These fees can range from $10,000 to a small retailer, according to one USDA report, to $2 million to get into one of the country’s largest chains.
The business of marketing these salads has become almost as sophisticated as that of packaged foods, and just as secretive, given the intense competition between Dole and Fresh Express--which both claim to be No. 1 (Dole by units sold, Fresh Express by dollar sales). Dole says that each year it introduces new blends, such as the baby spinach salad it will introduce this fall, while discontinuing slower-moving items so the number of items on supermarket shelves remains fairly constant.
But Dole Fresh Vegetable President Eric Schwartz acknowledges having more ambitious plans in development.
“We’re still looking at other ways to get our name on products in supermarkets.”
Loveless of Fresh Express said the company plans to begin selling cut-up packaged fruit this fall, and he hinted at main-dish salads with meat and seafood or other items that might eventually be sold.
Some growers and brokers believe that the growth of these convenience products will continue to eat up more space in the produce aisle, leaving less room for inexpensive bulk fruits and vegetables.
Consumption Is Up
Although to some extent they may be right, economists say, those convenience products also are growing the market.
The popularity of bagged salads has helped boost per-capita lettuce consumption in recent years to an all-time high last year of 33 pounds, just as the introduction of “baby” carrots as packaged produce lifted carrot sales dramatically in the 1990s.
Brown of Stater Bros. said he is expanding the size of the produce aisle in his new stores 25% to accommodate the growing number of items. In old stores, the chain is adjusting racks and fixtures to shoehorn in 450 fresh and packaged items.
“Produce is the No. 1 reason why people choose a supermarket,” Brown said. “If we don’t do it right, we have no reason for being,” he said, noting the intense competition from discounters such as Wal-Mart Stores Inc. and Costco Wholesale Corp.
Items such as bagged salad and baby carrots, which have become lucrative products, were initially developed as a way to use produce that would have been discarded because it was the wrong size or shape.
Trimmed down, cleaned up and bagged, these products look no different to consumers from the leaves of the fully formed heads harvested for the bulk-produce section.
And unlike bulk lettuce, which is rinsed and wrapped in the field, lettuce for bagged salad moves through an impressive germ-killing gantlet.
Moving along a conveyor belt at Dole’s plant here, for example, the loose salad first passes through a water and chlorine rinse, much like a car wash. Then it is shot across the plant in a huge liquid-filled tube before getting a third hose-down.

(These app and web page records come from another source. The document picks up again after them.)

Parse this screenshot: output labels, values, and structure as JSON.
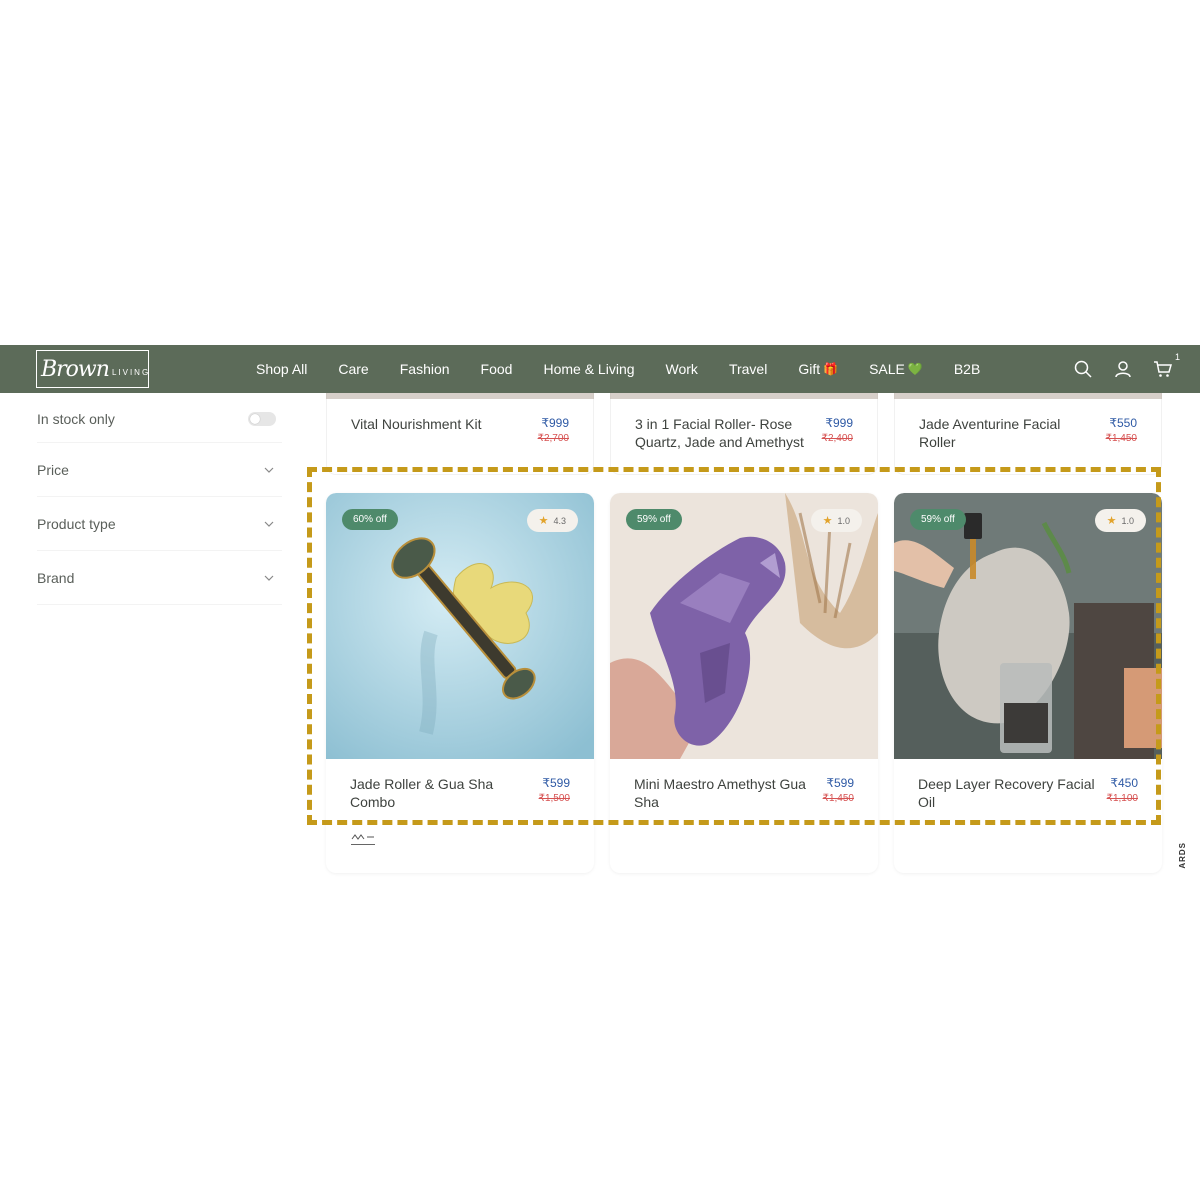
{
  "header": {
    "logo_script": "Brown",
    "logo_word": "LIVING",
    "nav": [
      "Shop All",
      "Care",
      "Fashion",
      "Food",
      "Home & Living",
      "Work",
      "Travel",
      "Gift",
      "SALE",
      "B2B"
    ],
    "gift_emoji": "🎁",
    "sale_emoji": "💚",
    "cart_count": "1",
    "icons": [
      "search-icon",
      "user-icon",
      "cart-icon"
    ]
  },
  "sidebar": {
    "in_stock_label": "In stock only",
    "filters": [
      "Price",
      "Product type",
      "Brand"
    ]
  },
  "top_products": [
    {
      "name": "Vital Nourishment Kit",
      "price": "₹999",
      "old_price": "₹2,700"
    },
    {
      "name": "3 in 1 Facial Roller- Rose Quartz, Jade and Amethyst",
      "price": "₹999",
      "old_price": "₹2,400"
    },
    {
      "name": "Jade Aventurine Facial Roller",
      "price": "₹550",
      "old_price": "₹1,450"
    }
  ],
  "products": [
    {
      "name": "Jade Roller & Gua Sha Combo",
      "price": "₹599",
      "old_price": "₹1,500",
      "discount": "60% off",
      "rating": "4.3"
    },
    {
      "name": "Mini Maestro Amethyst Gua Sha",
      "price": "₹599",
      "old_price": "₹1,450",
      "discount": "59% off",
      "rating": "1.0"
    },
    {
      "name": "Deep Layer Recovery Facial Oil",
      "price": "₹450",
      "old_price": "₹1,100",
      "discount": "59% off",
      "rating": "1.0"
    }
  ],
  "side_tab": "ARDS",
  "colors": {
    "nav_bg": "#5c6b59",
    "badge_green": "#4e8a6b",
    "highlight": "#c59a1a",
    "price_blue": "#2f5aa5",
    "old_price_red": "#d65252"
  }
}
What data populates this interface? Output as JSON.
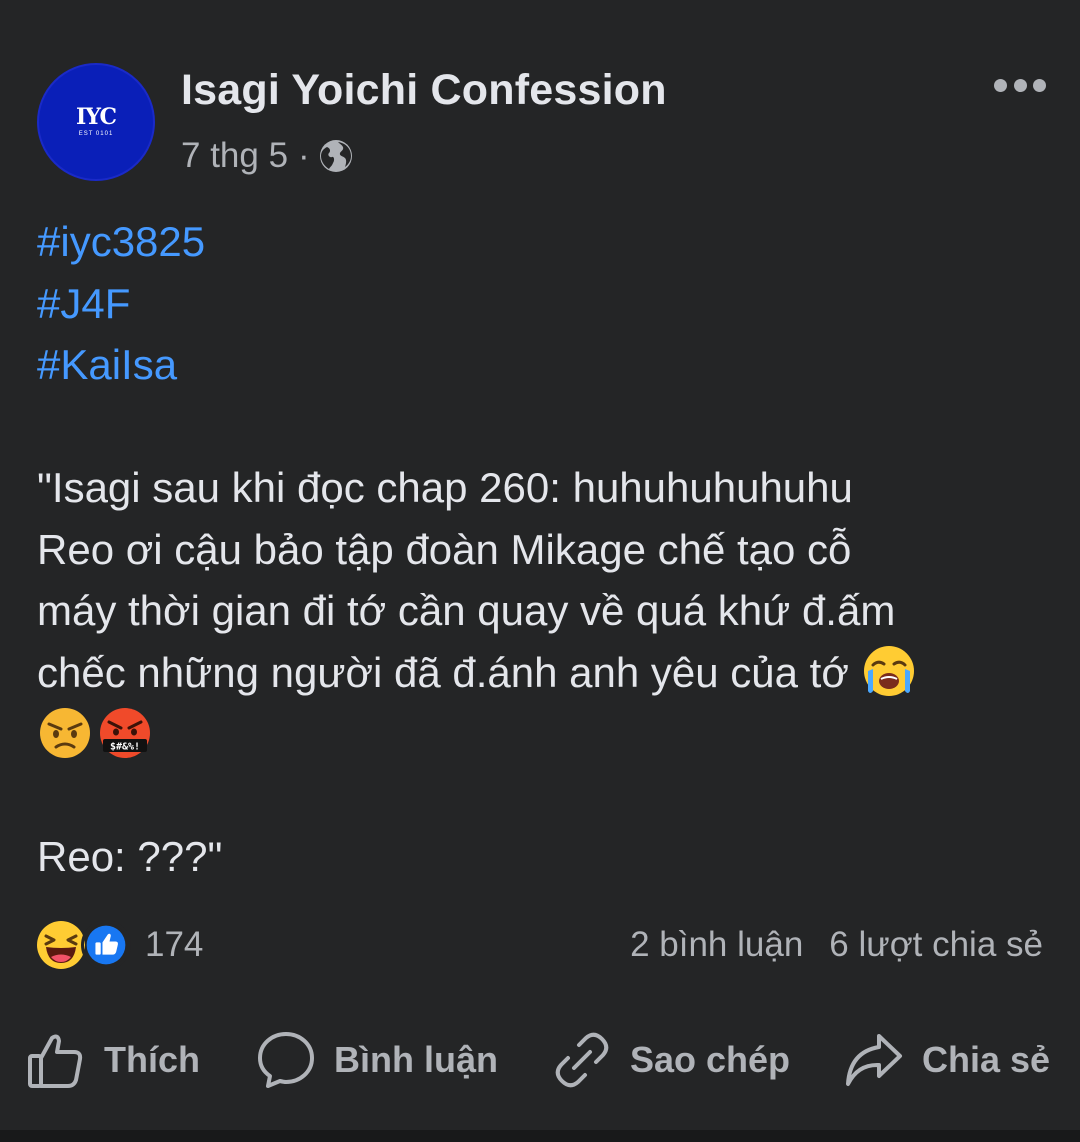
{
  "post": {
    "page_name": "Isagi Yoichi Confession",
    "avatar": {
      "monogram": "IYC",
      "est": "EST 0101",
      "color": "#0a1fb8"
    },
    "time": "7 thg 5",
    "separator": "·",
    "privacy_icon": "globe-icon",
    "more_icon": "more-options-icon",
    "hashtags": [
      "#iyc3825",
      "#J4F",
      "#KaiIsa"
    ],
    "body_lines": [
      "\"Isagi sau khi đọc chap 260: huhuhuhuhuhu",
      "Reo ơi cậu bảo tập đoàn Mikage chế tạo cỗ",
      "máy thời gian đi tớ cần quay về quá khứ đ.ấm",
      "chếc những người đã đ.ánh anh yêu của tớ"
    ],
    "emojis": [
      "loudly-crying-face",
      "angry-face",
      "face-with-symbols-on-mouth"
    ],
    "symbols_text": "$#&%!",
    "closing_line": "Reo: ???\""
  },
  "reactions": {
    "icons": [
      "haha-reaction-icon",
      "like-reaction-icon"
    ],
    "count": "174"
  },
  "stats": {
    "comments": "2 bình luận",
    "shares": "6 lượt chia sẻ"
  },
  "actions": {
    "like": "Thích",
    "comment": "Bình luận",
    "copy": "Sao chép",
    "share": "Chia sẻ"
  },
  "colors": {
    "background": "#242526",
    "text": "#e4e6eb",
    "secondary": "#b0b3b8",
    "hashtag": "#4599ff"
  }
}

It’s tumbled in 250-pound metal drums to dry before being spit out in pre-measured amounts into its packaging, with most of the air sucked out and nitrogen added.
The system isn’t perfect, analysts say. It leaves some room for contamination, and not all greens can endure the rigors of the assembly line and weeks in an oxygen-free bag.
Arugula, for instance, still won’t work for bagged salad, according to Dole research.
“It just doesn’t hold up,” said Gil Oetzel, Dole’s project manager for research.
Still, about 110 products are turned out of this plant, including iceberg and endive, and special romaine and leaf lettuce blends.
Not everyone is willing to be just a spoke in the Salinas processing hub. Basil Mills, a grower-shipper in this valley for 45 years, still holds back about half of his production to sell on the bulk market.
“We’re at the mercy of the market,” Mills said. But, he said, he prefers gambling on a bigger profit. “Year to year [the lettuce market] can be bad or good. But if over time it didn’t turn a good profit, most of us wouldn’t stay in this business.”